Aim of the task: Locate and copy each line in the data that contains the word "this".

Data about app and page elements
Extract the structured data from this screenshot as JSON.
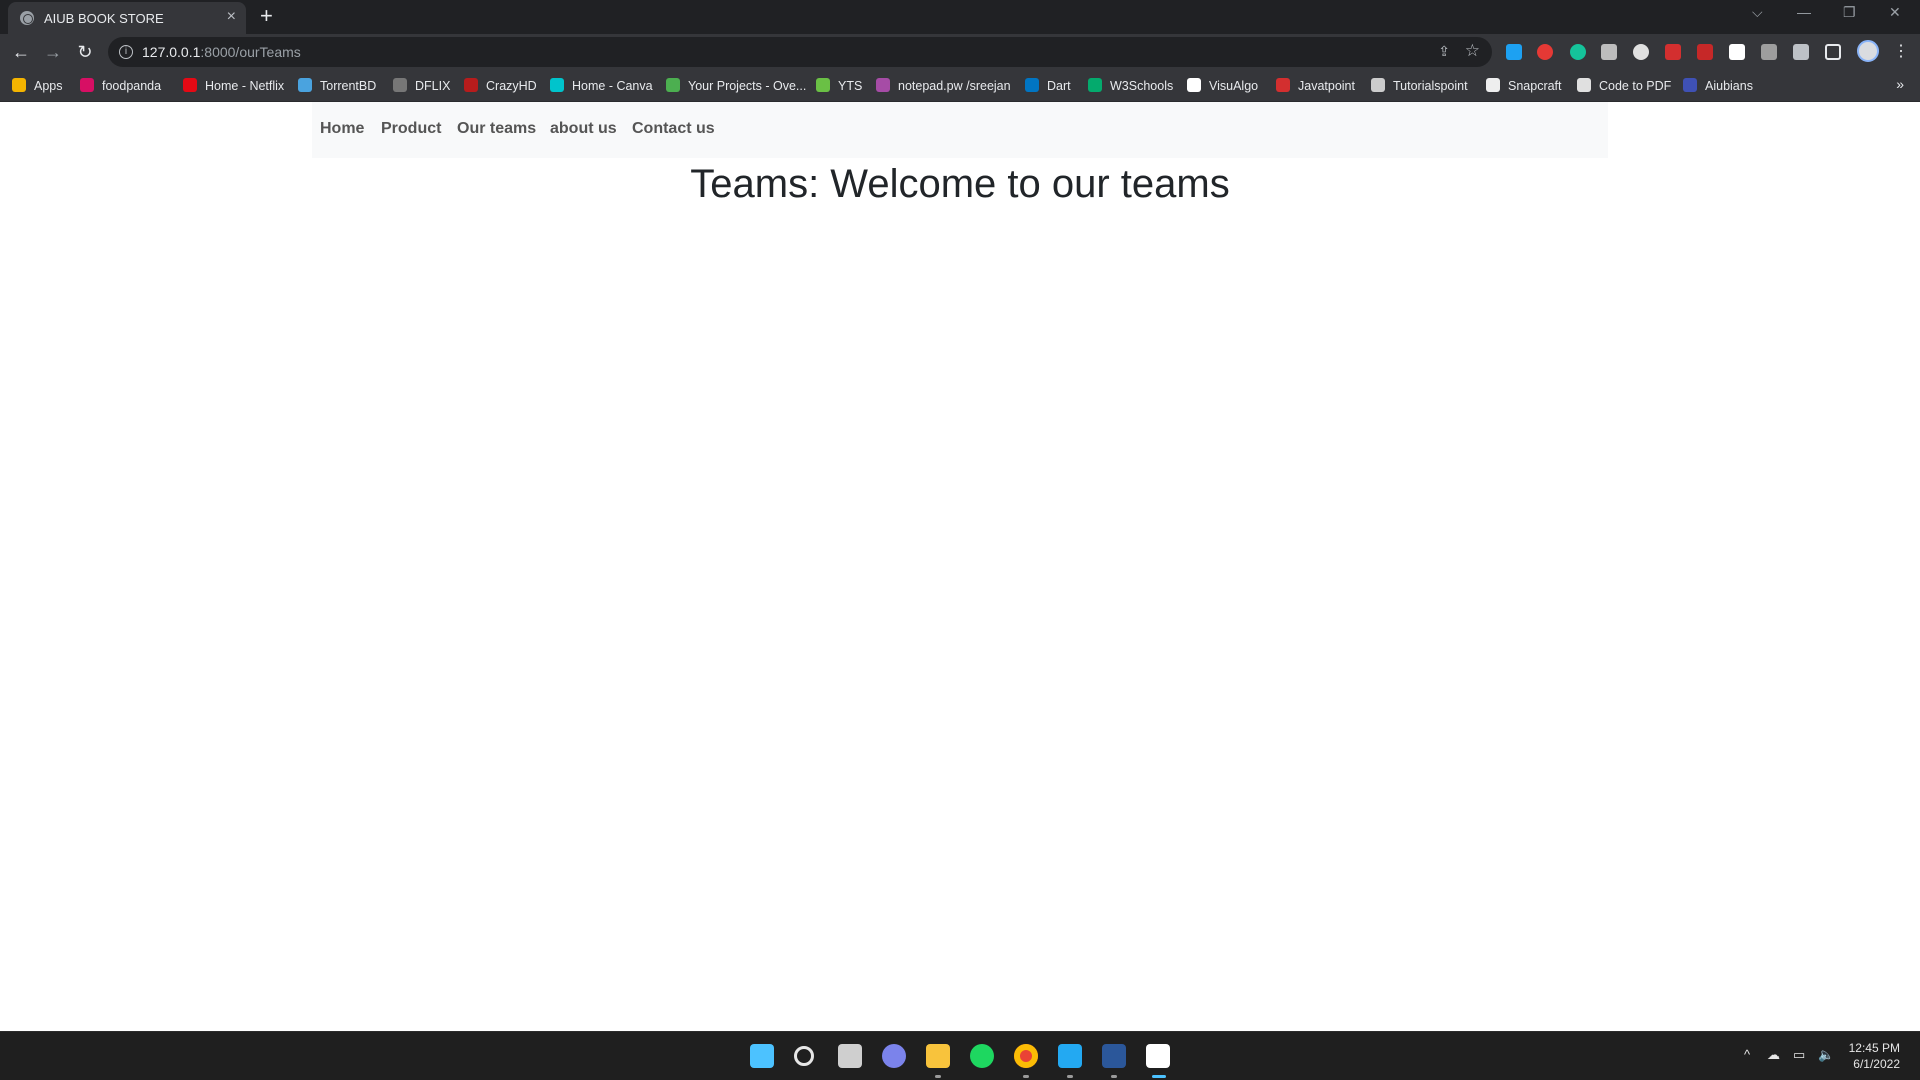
{
  "browser": {
    "tab": {
      "title": "AIUB BOOK STORE",
      "close": "×"
    },
    "new_tab": "+",
    "window_controls": {
      "tab_search": "⌵",
      "minimize": "—",
      "restore": "❐",
      "close": "✕"
    },
    "nav": {
      "back": "←",
      "forward": "→",
      "reload": "↻"
    },
    "address": {
      "host": "127.0.0.1",
      "rest": ":8000/ourTeams"
    },
    "bookmarks": [
      {
        "label": "Apps",
        "color": "#f4b400"
      },
      {
        "label": "foodpanda",
        "color": "#d70f64"
      },
      {
        "label": "Home - Netflix",
        "color": "#e50914"
      },
      {
        "label": "TorrentBD",
        "color": "#4aa3df"
      },
      {
        "label": "DFLIX",
        "color": "#777777"
      },
      {
        "label": "CrazyHD",
        "color": "#b71c1c"
      },
      {
        "label": "Home - Canva",
        "color": "#00c4cc"
      },
      {
        "label": "Your Projects - Ove...",
        "color": "#4caf50"
      },
      {
        "label": "YTS",
        "color": "#6ac045"
      },
      {
        "label": "notepad.pw /sreejan",
        "color": "#a64ca6"
      },
      {
        "label": "Dart",
        "color": "#0175c2"
      },
      {
        "label": "W3Schools",
        "color": "#04aa6d"
      },
      {
        "label": "VisuAlgo",
        "color": "#ffffff"
      },
      {
        "label": "Javatpoint",
        "color": "#d32f2f"
      },
      {
        "label": "Tutorialspoint",
        "color": "#cccccc"
      },
      {
        "label": "Snapcraft",
        "color": "#eeeeee"
      },
      {
        "label": "Code to PDF",
        "color": "#e0e0e0"
      },
      {
        "label": "Aiubians",
        "color": "#3f51b5"
      }
    ],
    "bookmarks_more": "»"
  },
  "site": {
    "nav": [
      "Home",
      "Product",
      "Our teams",
      "about us",
      "Contact us"
    ],
    "heading": "Teams: Welcome to our teams"
  },
  "taskbar": {
    "clock_time": "12:45 PM",
    "clock_date": "6/1/2022"
  }
}
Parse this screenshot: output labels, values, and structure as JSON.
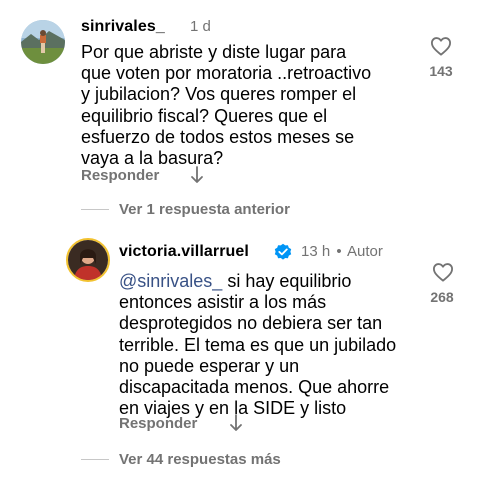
{
  "comments": [
    {
      "username": "sinrivales_",
      "time": "1 d",
      "text": "Por que abriste  y diste lugar para que voten por moratoria ..retroactivo y jubilacion? Vos queres romper el equilibrio fiscal? Queres que el esfuerzo de todos estos meses se vaya a la basura?",
      "likes": "143",
      "reply_label": "Responder"
    },
    {
      "username": "victoria.villarruel",
      "verified": true,
      "time": "13 h",
      "separator": "•",
      "author_tag": "Autor",
      "mention": "@sinrivales_",
      "text": " si hay equilibrio entonces asistir a los más desprotegidos no debiera ser tan terrible. El tema es que un jubilado no puede esperar y un discapacitada menos. Que ahorre en viajes y en la SIDE y listo",
      "likes": "268",
      "reply_label": "Responder"
    }
  ],
  "view_previous_replies": "Ver 1 respuesta anterior",
  "view_more_replies": "Ver 44 respuestas más",
  "colors": {
    "text": "#000000",
    "secondary": "#737373",
    "mention": "#385185",
    "verified": "#0095f6",
    "divider": "#c7c7c7"
  },
  "icons": [
    "heart-icon",
    "arrow-down-icon",
    "verified-badge-icon"
  ]
}
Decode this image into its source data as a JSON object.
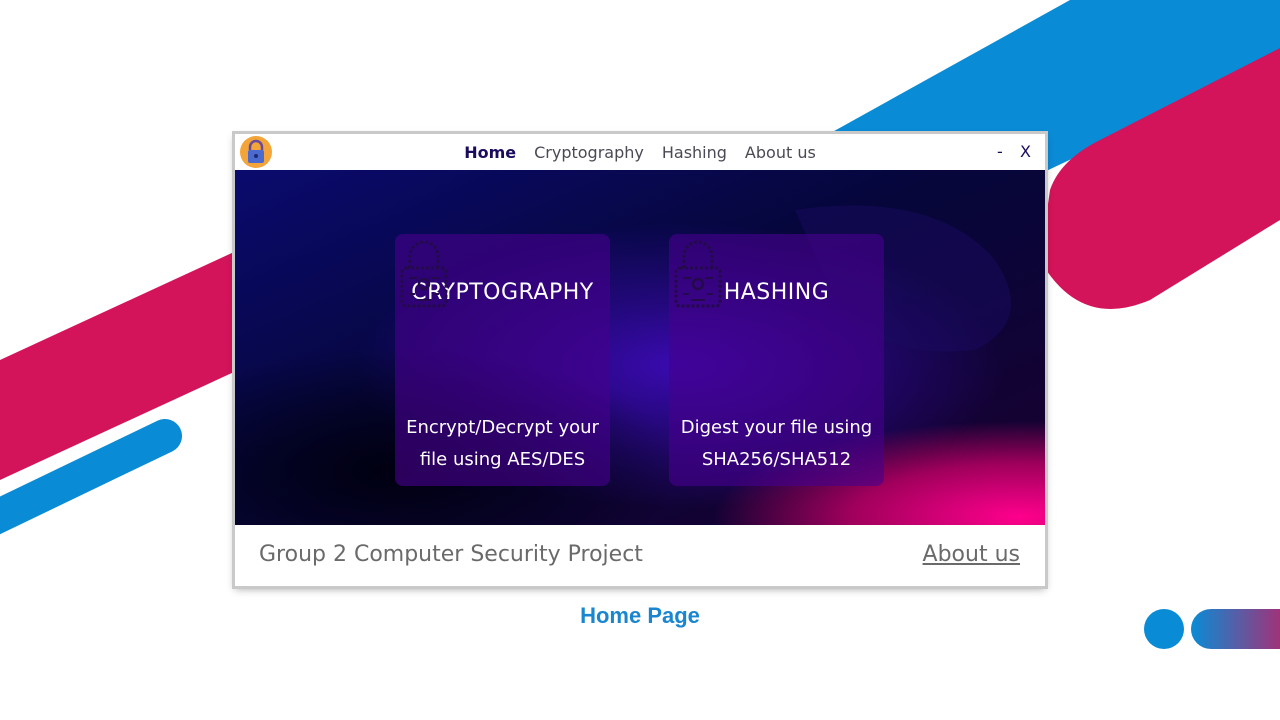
{
  "nav": {
    "items": [
      {
        "label": "Home",
        "active": true
      },
      {
        "label": "Cryptography",
        "active": false
      },
      {
        "label": "Hashing",
        "active": false
      },
      {
        "label": "About us",
        "active": false
      }
    ]
  },
  "window_controls": {
    "minimize": "-",
    "close": "X"
  },
  "app_icon": "lock-icon",
  "cards": [
    {
      "title": "CRYPTOGRAPHY",
      "icon": "padlock-icon",
      "description": "Encrypt/Decrypt your file using AES/DES"
    },
    {
      "title": "HASHING",
      "icon": "padlock-icon",
      "description": "Digest your file using SHA256/SHA512"
    }
  ],
  "footer": {
    "title": "Group 2 Computer Security Project",
    "link": "About us"
  },
  "caption": "Home Page",
  "colors": {
    "accent_blue": "#0a8bd6",
    "accent_pink": "#d4145a",
    "nav_active": "#1c0a5c",
    "card_bg": "#46008c"
  }
}
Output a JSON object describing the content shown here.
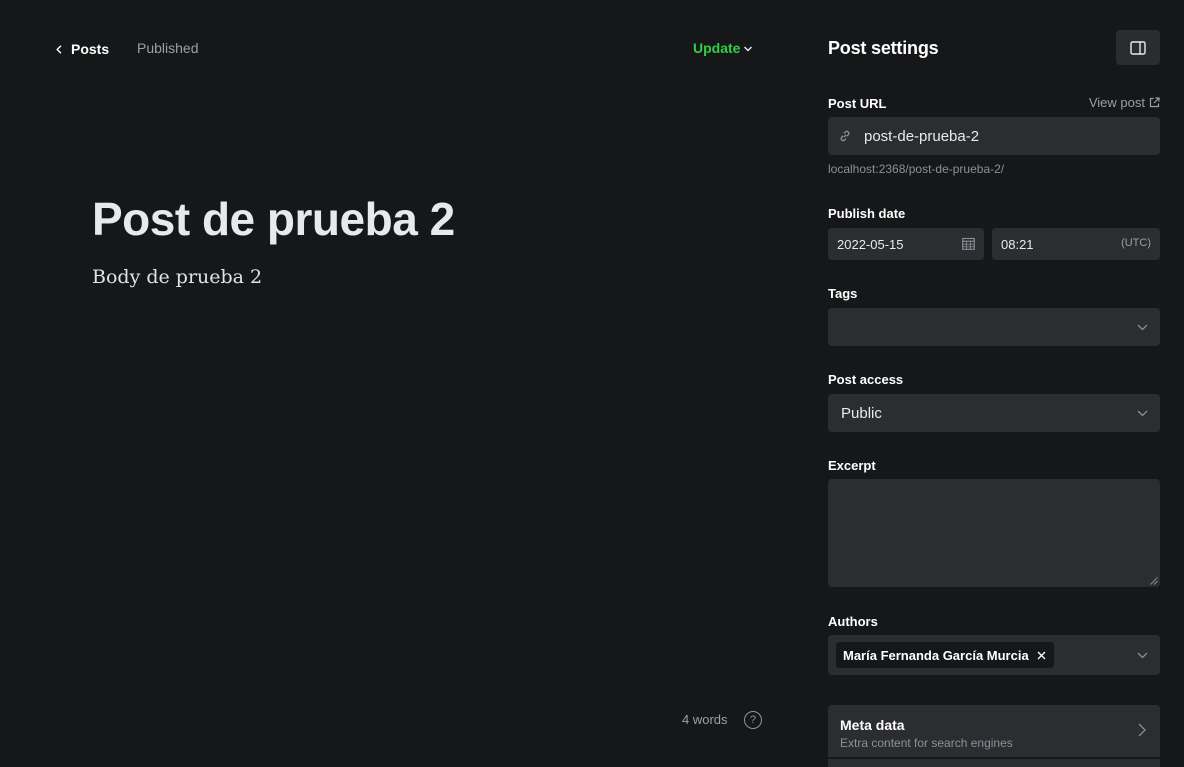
{
  "editor": {
    "back_label": "Posts",
    "status": "Published",
    "update_label": "Update",
    "title": "Post de prueba 2",
    "body": "Body de prueba 2",
    "word_count": "4 words",
    "help_label": "?"
  },
  "settings": {
    "title": "Post settings",
    "post_url": {
      "label": "Post URL",
      "view_post": "View post",
      "slug": "post-de-prueba-2",
      "full_url": "localhost:2368/post-de-prueba-2/"
    },
    "publish_date": {
      "label": "Publish date",
      "date": "2022-05-15",
      "time": "08:21",
      "timezone": "(UTC)"
    },
    "tags": {
      "label": "Tags",
      "value": ""
    },
    "post_access": {
      "label": "Post access",
      "value": "Public"
    },
    "excerpt": {
      "label": "Excerpt",
      "value": ""
    },
    "authors": {
      "label": "Authors",
      "items": [
        "María Fernanda García Murcia"
      ]
    },
    "meta_data": {
      "title": "Meta data",
      "subtitle": "Extra content for search engines"
    }
  },
  "colors": {
    "background": "#151719",
    "field": "#2b2d31",
    "accent_green": "#30cf43",
    "muted_text": "#9aa0a6"
  },
  "icons": [
    "chevron-left-icon",
    "chevron-down-icon",
    "sidebar-toggle-icon",
    "external-link-icon",
    "link-icon",
    "calendar-icon",
    "close-icon",
    "chevron-right-icon",
    "help-icon"
  ]
}
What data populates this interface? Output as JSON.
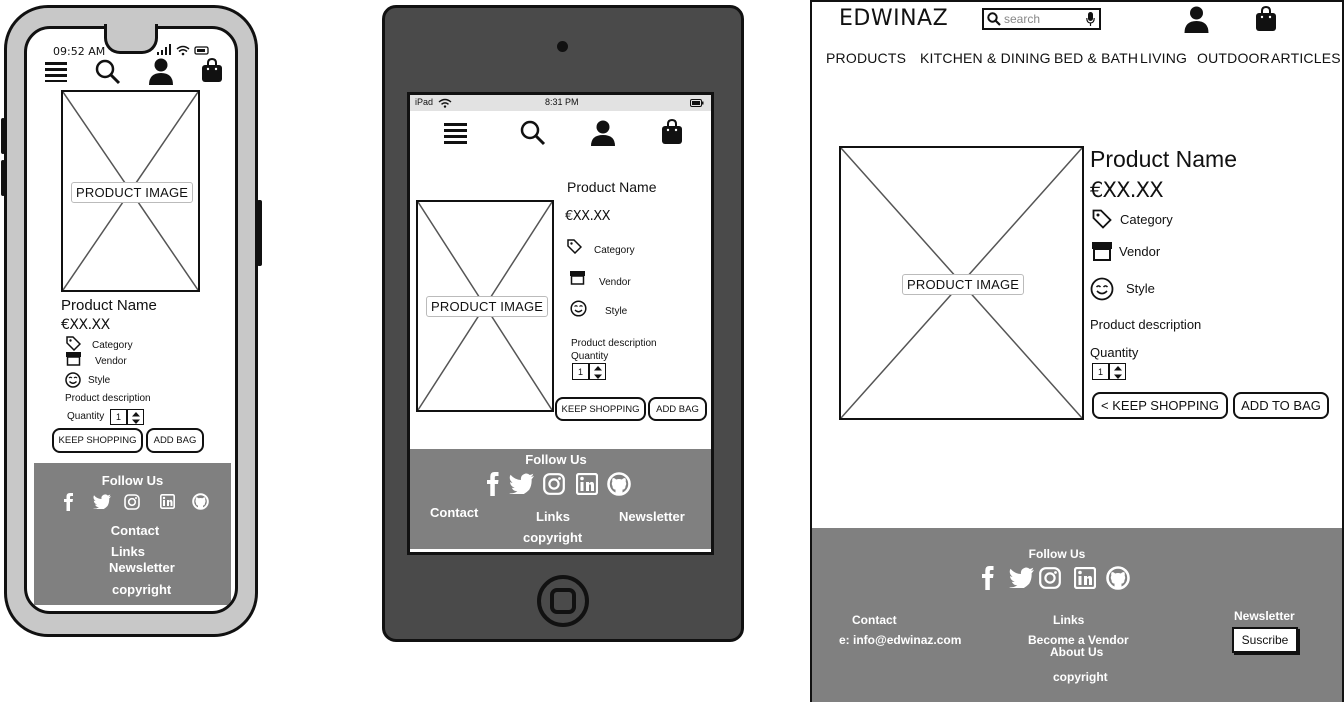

Your response:
Extract the structured data from this screenshot as JSON.
Parse this screenshot: output labels, values, and structure as JSON.
Decode this image into its source data as a JSON object.
What data populates this interface? Output as JSON.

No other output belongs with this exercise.